303 N.C. 500, 505, 279 S.E.2d 835, 838-39 (1981)), murder
perpetrated by lying in wait is not a specific intent crime.
(See footnote 1)
our Supreme Court has explained, "[p]remeditation and deliberation
are not elements of the crime of first-degree murder perpetrated by
means of lying in wait, nor is a specific intent to kill. The
presence or absence of these elements is irrelevant." State v.
, 326 N.C. 368, 375, 390 S.E.2d 314, 320, cert. denied
U.S. 871, 112 L. Ed. 2d 155, 111 S. Ct. 192 (1990).
In this case, even if we were to hold that the wife's
testimony and counsel's argument as to intoxication should have
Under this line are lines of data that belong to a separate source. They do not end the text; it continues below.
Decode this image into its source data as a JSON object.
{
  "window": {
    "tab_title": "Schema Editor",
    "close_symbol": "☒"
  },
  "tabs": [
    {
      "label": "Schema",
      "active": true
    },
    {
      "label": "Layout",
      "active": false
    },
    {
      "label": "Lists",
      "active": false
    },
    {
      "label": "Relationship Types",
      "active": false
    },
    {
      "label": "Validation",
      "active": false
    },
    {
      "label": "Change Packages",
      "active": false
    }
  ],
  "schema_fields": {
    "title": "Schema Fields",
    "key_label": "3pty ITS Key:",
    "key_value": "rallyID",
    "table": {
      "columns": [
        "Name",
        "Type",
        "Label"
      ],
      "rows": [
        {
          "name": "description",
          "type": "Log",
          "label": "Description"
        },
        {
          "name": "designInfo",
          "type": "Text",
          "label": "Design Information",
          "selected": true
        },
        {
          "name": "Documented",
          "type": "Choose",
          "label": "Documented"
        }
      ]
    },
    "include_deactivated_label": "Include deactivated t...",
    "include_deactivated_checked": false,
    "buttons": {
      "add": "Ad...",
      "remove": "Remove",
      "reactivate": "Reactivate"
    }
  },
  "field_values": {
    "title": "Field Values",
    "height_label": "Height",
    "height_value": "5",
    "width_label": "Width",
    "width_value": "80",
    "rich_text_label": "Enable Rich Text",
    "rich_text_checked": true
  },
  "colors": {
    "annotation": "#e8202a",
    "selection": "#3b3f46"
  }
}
been allowed, defendant's first degree murder conviction and
sentence would still stand based on the lying in wait verdict.
Accordingly, any error resulting from the exclusion of evidence or
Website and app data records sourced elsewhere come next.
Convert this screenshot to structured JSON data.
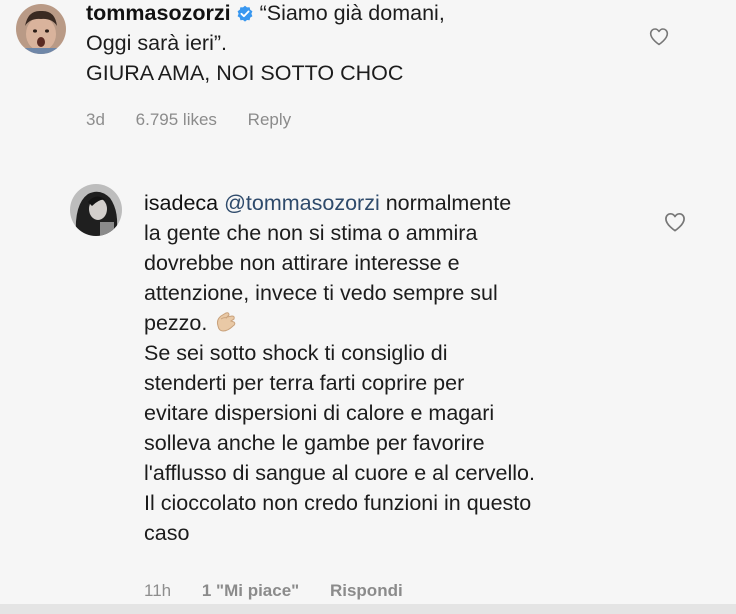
{
  "comment_1": {
    "username": "tommasozorzi",
    "line_1": "“Siamo già domani,",
    "line_2": "Oggi sarà ieri”.",
    "line_3": "GIURA AMA, NOI SOTTO CHOC",
    "time": "3d",
    "likes": "6.795 likes",
    "reply_label": "Reply",
    "verified_icon": "verified-badge-icon",
    "like_icon": "heart-outline-icon"
  },
  "comment_2": {
    "username": "isadeca",
    "mention": "@tommasozorzi",
    "lines": [
      "normalmente",
      "la gente che non si stima o ammira",
      "dovrebbe non attirare interesse e",
      "attenzione, invece ti vedo sempre sul",
      "pezzo.",
      "Se sei sotto shock ti consiglio di",
      "stenderti per terra farti coprire per",
      "evitare dispersioni di calore e magari",
      "solleva anche le gambe per favorire",
      "l'afflusso di sangue al cuore e al cervello.",
      "Il cioccolato non credo funzioni in questo",
      "caso"
    ],
    "emoji": "clapping-hands-emoji",
    "time": "11h",
    "likes": "1 \"Mi piace\"",
    "reply_label": "Rispondi",
    "like_icon": "heart-outline-icon"
  },
  "colors": {
    "background": "#f6f6f6",
    "text": "#1c1c1c",
    "meta": "#8e8e8e",
    "verified": "#3897f0"
  }
}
arguments tending to negate defendant's specific intent is
(See footnote 2)
See State v. Harris
, 338 N.C. 211, 224-25, 449 S.E.2d462, 468 (1994) (holding that defendant had failed to show
prejudice from trial court's exclusion of a psychologist's
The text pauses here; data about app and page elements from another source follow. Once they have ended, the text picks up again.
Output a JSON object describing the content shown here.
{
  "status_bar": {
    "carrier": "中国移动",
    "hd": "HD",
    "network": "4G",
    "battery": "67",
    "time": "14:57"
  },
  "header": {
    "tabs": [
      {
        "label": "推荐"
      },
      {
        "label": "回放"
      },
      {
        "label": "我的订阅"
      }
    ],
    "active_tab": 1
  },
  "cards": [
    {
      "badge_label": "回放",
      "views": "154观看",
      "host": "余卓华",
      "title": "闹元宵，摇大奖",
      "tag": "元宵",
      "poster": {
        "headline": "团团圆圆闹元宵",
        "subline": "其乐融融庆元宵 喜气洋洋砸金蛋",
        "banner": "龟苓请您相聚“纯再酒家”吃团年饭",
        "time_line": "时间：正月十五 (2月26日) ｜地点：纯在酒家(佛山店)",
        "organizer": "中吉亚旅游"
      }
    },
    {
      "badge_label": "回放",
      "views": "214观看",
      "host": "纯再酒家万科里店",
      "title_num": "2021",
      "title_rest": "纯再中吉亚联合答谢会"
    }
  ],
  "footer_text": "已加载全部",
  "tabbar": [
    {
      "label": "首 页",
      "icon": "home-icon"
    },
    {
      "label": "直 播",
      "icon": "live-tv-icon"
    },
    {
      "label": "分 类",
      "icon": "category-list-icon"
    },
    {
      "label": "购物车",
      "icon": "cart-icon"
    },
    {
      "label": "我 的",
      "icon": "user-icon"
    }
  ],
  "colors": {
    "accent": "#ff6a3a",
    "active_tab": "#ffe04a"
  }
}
testimony, since the testimony only addressed the issue "whether
defendant could have formed the intent to kill, whether defendant
could premeditate and deliberate, and whether defendant could act
with malice," and therefore the "diagnosis could have had no effect
on the finding of first-degree murder by lying in wait since a
defense of lack of mental capacity does not apply to lying in
wait"); State v. Baldwin
, 330 N.C. 446, 462, 412 S.E.2d 31, 41
(1992) ("Because voluntary intoxication may only be considered as
a defense to specific intent crimes, it is . . . irrelevant to a
charge of first-degree murder by lying in wait, a crime that does
not require a finding of specific intent." (internal citations
Defendant also argues that the trial court erred in denying
his request to submit the lesser included offense of second degree
murder to the jury. "Second-degree murder is a lesser included
offense of first-degree premeditated and deliberate murder; it
lacks the elements of premeditation and deliberation." State v.
, 132 N.C. App. 173, 178, 510 S.E.2d 683, 687, disc. review
, 350 N.C. 838, 538 S.E.2d 571 (1999). Our Supreme Court has
held, however, that when a defendant is convicted of felony murder,
any error in failing to instruct as to second degree murder is
harmless if there was no evidence on which defendant could have
been acquitted of felony murder while being found guilty of second
degree murder. See State v. Robinson
, 342 N.C. 74, 81, 463 S.E.2d218, 222 (1995) (holding that any error trial court committed in
failing to instruct jury on second degree murder did not entitle
defendant to a new trial, since jury found defendant guilty of
felony murder based on his pleading guilty to kidnaping, robbery,
and felonious larceny), cert. denied
, 517 U.S. 1197, 134 L. Ed. 2d
793, 116 S. Ct. 1693 (1996); State v. Williams
, 343 N.C. 345, 363-
64, 471 S.E.2d 379, 389 (1996) (because there was no evidence that
defendant did not participate in the underlying felony of theft of
victim's car and personal property, defendant not entitled to
instruction on second degree murder), cert. denied
, 519 U.S. 1061,
136 L. Ed. 2d 618, 117 S. Ct. 695 (1997).
Here, it was undisputed that defendant committed the felony of
assault with a deadly weapon upon a government officer and that, in
the course of this felony, he shot and killed Lama. Because no
reasonable construction of the facts presented at trial would have
allowed the jury to acquit defendant of felony murder while
convicting him of second degree murder _ an intentional killing
without malice, premeditation, or deliberation _ defendant was not
entitled to an instruction on second degree murder. Therefore,
this assignment of error is overruled.
Judges McGEE and CALABRIA concur.
Report per Rule 30(e).